(Material supplied)

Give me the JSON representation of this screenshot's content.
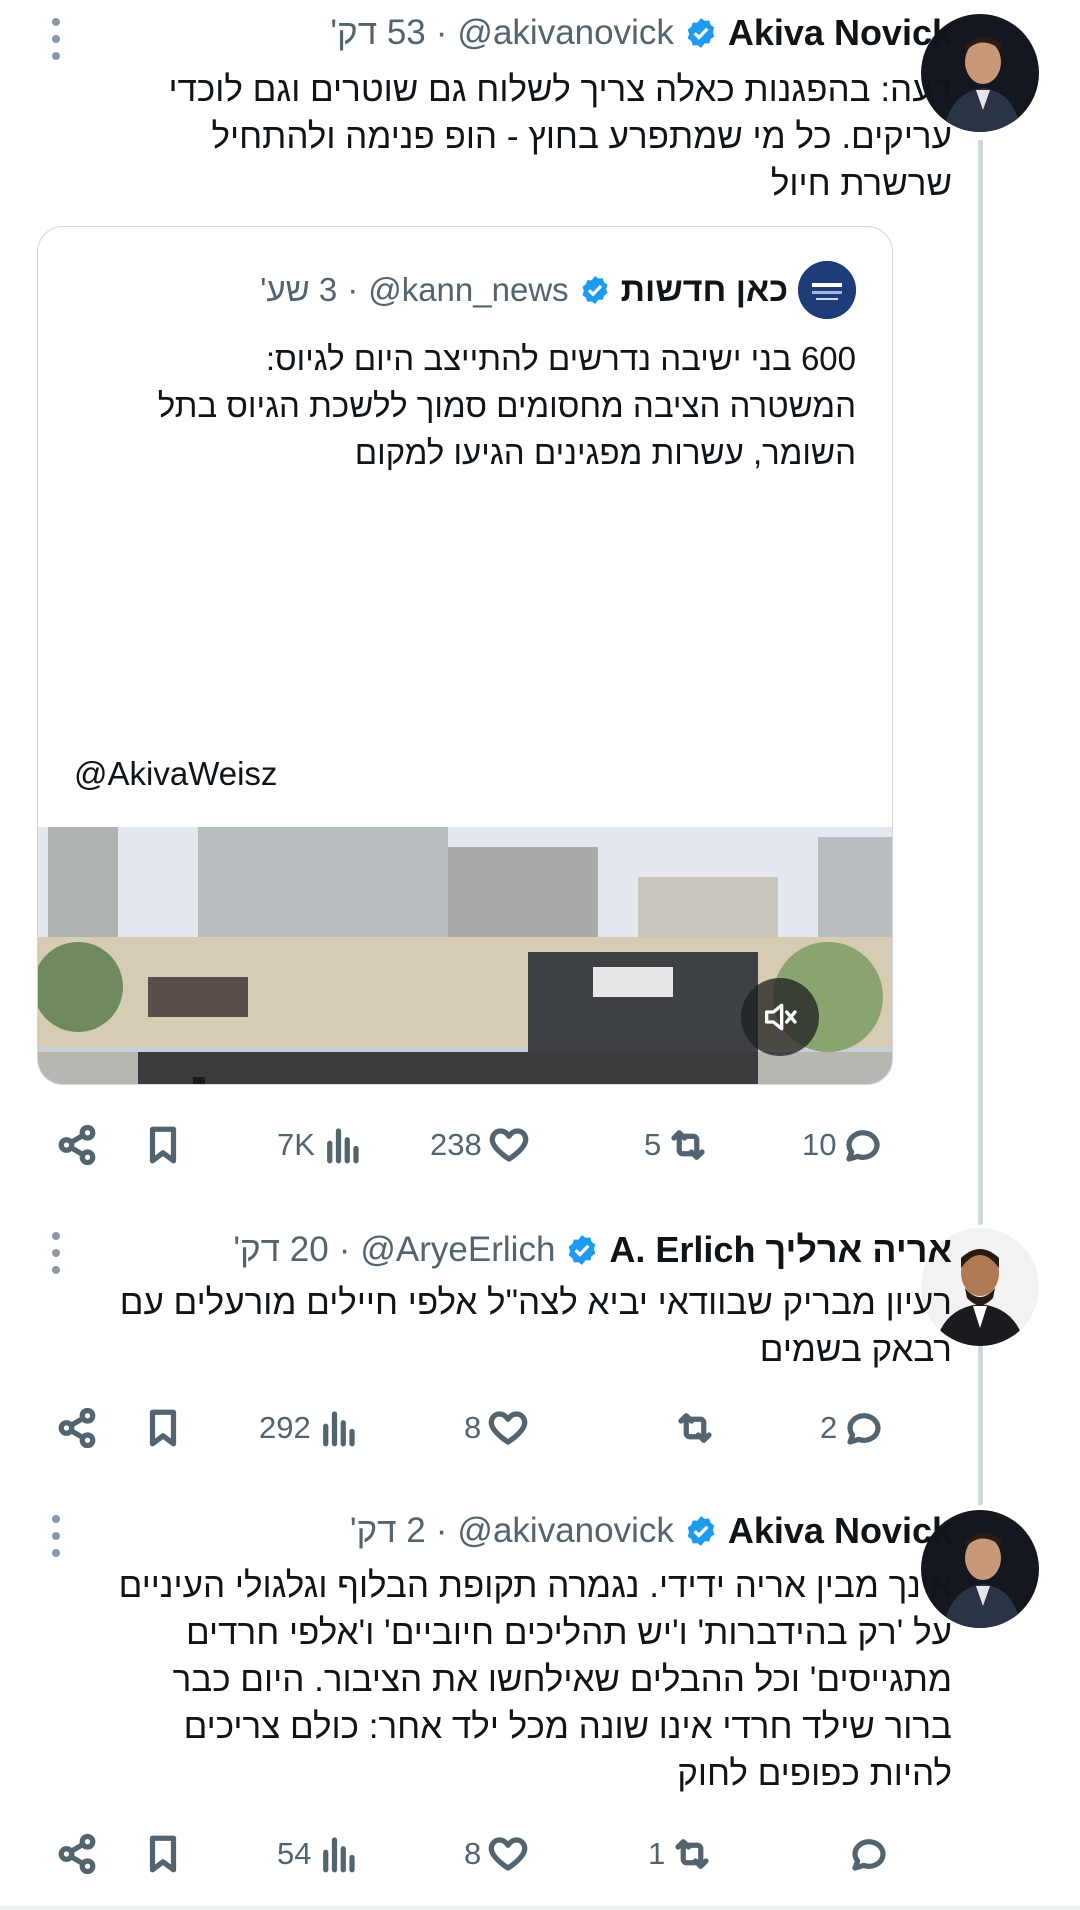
{
  "tweets": [
    {
      "name": "Akiva Novick",
      "handle": "@akivanovick",
      "time": "53 דק'",
      "text": "דעה: בהפגנות כאלה צריך לשלוח גם שוטרים וגם לוכדי עריקים. כל מי שמתפרע בחוץ - הופ פנימה ולהתחיל שרשרת חיול",
      "quote": {
        "name": "כאן חדשות",
        "handle": "@kann_news",
        "time": "3 שע'",
        "text": "600 בני ישיבה נדרשים להתייצב היום לגיוס:\nהמשטרה הציבה מחסומים סמוך ללשכת הגיוס בתל השומר, עשרות מפגינים הגיעו למקום",
        "mention": "@AkivaWeisz"
      },
      "stats": {
        "views": "7K",
        "likes": "238",
        "retweets": "5",
        "replies": "10"
      }
    },
    {
      "name": "אריה ארליך A. Erlich",
      "handle": "@AryeErlich",
      "time": "20 דק'",
      "text": "רעיון מבריק שבוודאי יביא לצה\"ל אלפי חיילים מורעלים עם רבאק בשמים",
      "stats": {
        "views": "292",
        "likes": "8",
        "retweets": "",
        "replies": "2"
      }
    },
    {
      "name": "Akiva Novick",
      "handle": "@akivanovick",
      "time": "2 דק'",
      "text": "אינך מבין אריה ידידי. נגמרה תקופת הבלוף וגלגולי העיניים על 'רק בהידברות' ו'יש תהליכים חיוביים' ו'אלפי חרדים מתגייסים' וכל ההבלים שאילחשו את הציבור. היום כבר ברור שילד חרדי אינו שונה מכל ילד אחר: כולם צריכים להיות כפופים לחוק",
      "stats": {
        "views": "54",
        "likes": "8",
        "retweets": "1",
        "replies": ""
      }
    }
  ],
  "colors": {
    "verified": "#1d9bf0",
    "muted": "#536471",
    "line": "#cfd9de"
  },
  "icons": [
    "share-icon",
    "bookmark-icon",
    "views-icon",
    "like-icon",
    "retweet-icon",
    "reply-icon",
    "mute-icon",
    "verified-icon",
    "more-icon"
  ]
}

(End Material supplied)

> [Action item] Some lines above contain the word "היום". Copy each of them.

> [Output]
        "text": "600 בני ישיבה נדרשים להתייצב היום לגיוס:\nהמשטרה הציבה מחסומים סמוך ללשכת הגיוס בתל השומר, עשרות מפגינים הגיעו למקום",
      "text": "אינך מבין אריה ידידי. נגמרה תקופת הבלוף וגלגולי העיניים על 'רק בהידברות' ו'יש תהליכים חיוביים' ו'אלפי חרדים מתגייסים' וכל ההבלים שאילחשו את הציבור. היום כבר ברור שילד חרדי אינו שונה מכל ילד אחר: כולם צריכים להיות כפופים לחוק",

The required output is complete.